(Page and application data records)
-- Opening Marker --

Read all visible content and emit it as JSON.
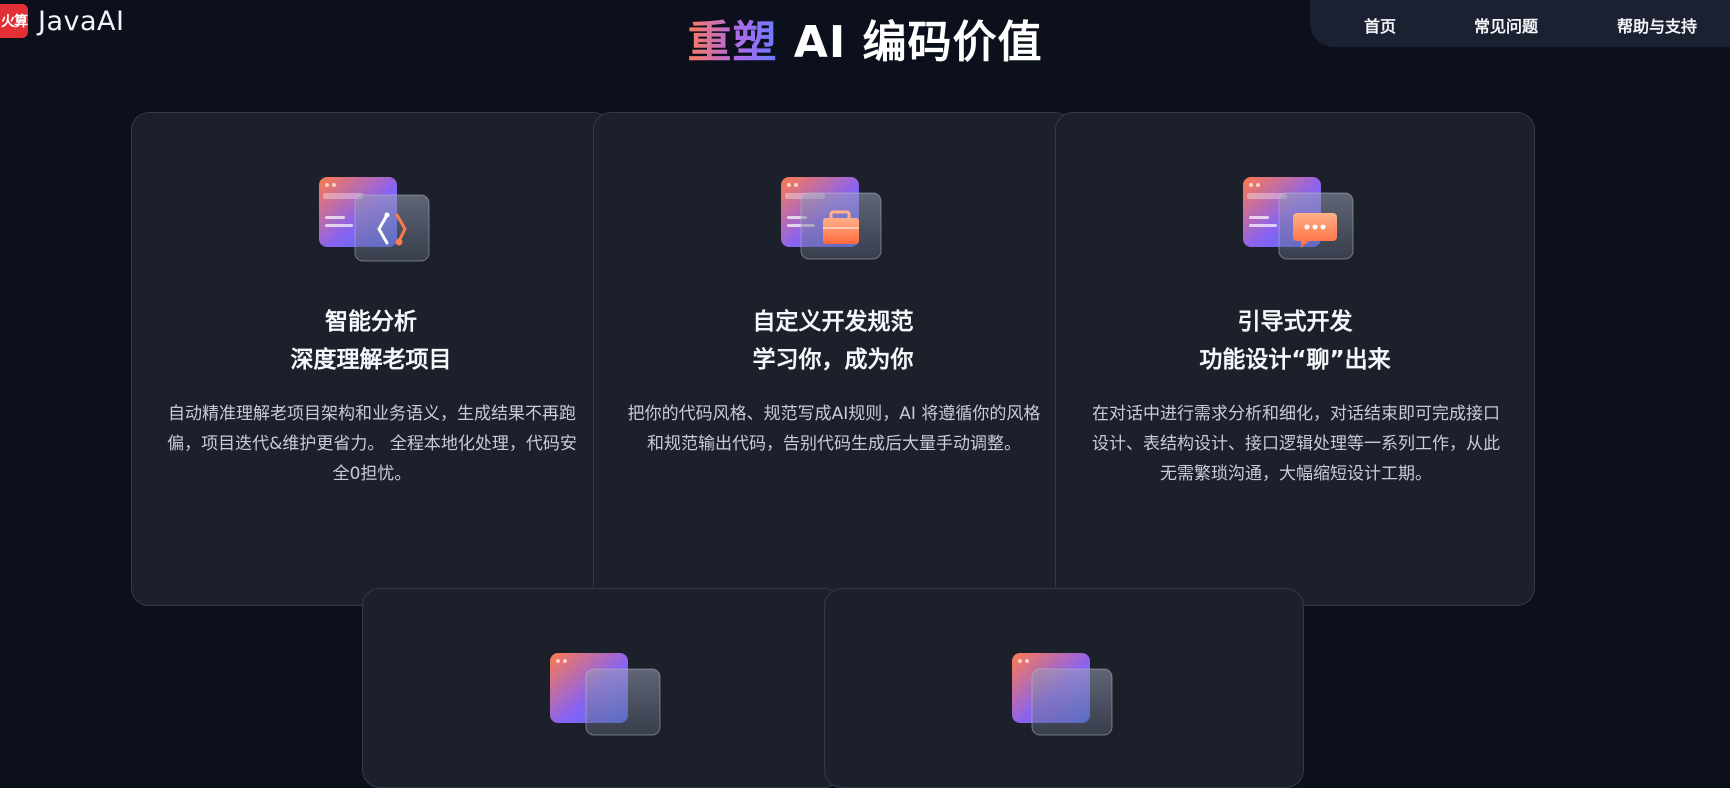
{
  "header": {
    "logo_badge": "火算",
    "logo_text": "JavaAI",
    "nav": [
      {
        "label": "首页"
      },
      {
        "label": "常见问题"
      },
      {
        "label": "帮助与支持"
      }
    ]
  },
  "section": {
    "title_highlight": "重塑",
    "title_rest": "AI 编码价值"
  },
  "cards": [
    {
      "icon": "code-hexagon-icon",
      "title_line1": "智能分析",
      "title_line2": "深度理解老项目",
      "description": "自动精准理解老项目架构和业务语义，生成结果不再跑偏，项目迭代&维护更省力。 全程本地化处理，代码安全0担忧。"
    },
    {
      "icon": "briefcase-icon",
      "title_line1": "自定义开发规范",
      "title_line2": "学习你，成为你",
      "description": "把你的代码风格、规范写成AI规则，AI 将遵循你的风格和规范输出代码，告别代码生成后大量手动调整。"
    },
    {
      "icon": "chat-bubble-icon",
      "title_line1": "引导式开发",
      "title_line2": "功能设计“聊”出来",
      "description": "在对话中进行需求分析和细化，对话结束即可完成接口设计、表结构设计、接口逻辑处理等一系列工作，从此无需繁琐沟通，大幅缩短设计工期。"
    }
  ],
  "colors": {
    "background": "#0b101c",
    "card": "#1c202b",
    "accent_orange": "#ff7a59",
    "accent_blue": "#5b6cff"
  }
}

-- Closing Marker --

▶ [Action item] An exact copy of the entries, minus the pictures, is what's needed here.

▶ [Solved problem]
Read all visible content and emit it as JSON.
{
  "header": {
    "logo_badge": "火算",
    "logo_text": "JavaAI",
    "nav": [
      {
        "label": "首页"
      },
      {
        "label": "常见问题"
      },
      {
        "label": "帮助与支持"
      }
    ]
  },
  "section": {
    "title_highlight": "重塑",
    "title_rest": "AI 编码价值"
  },
  "cards": [
    {
      "icon": "code-hexagon-icon",
      "title_line1": "智能分析",
      "title_line2": "深度理解老项目",
      "description": "自动精准理解老项目架构和业务语义，生成结果不再跑偏，项目迭代&维护更省力。 全程本地化处理，代码安全0担忧。"
    },
    {
      "icon": "briefcase-icon",
      "title_line1": "自定义开发规范",
      "title_line2": "学习你，成为你",
      "description": "把你的代码风格、规范写成AI规则，AI 将遵循你的风格和规范输出代码，告别代码生成后大量手动调整。"
    },
    {
      "icon": "chat-bubble-icon",
      "title_line1": "引导式开发",
      "title_line2": "功能设计“聊”出来",
      "description": "在对话中进行需求分析和细化，对话结束即可完成接口设计、表结构设计、接口逻辑处理等一系列工作，从此无需繁琐沟通，大幅缩短设计工期。"
    }
  ],
  "colors": {
    "background": "#0b101c",
    "card": "#1c202b",
    "accent_orange": "#ff7a59",
    "accent_blue": "#5b6cff"
  }
}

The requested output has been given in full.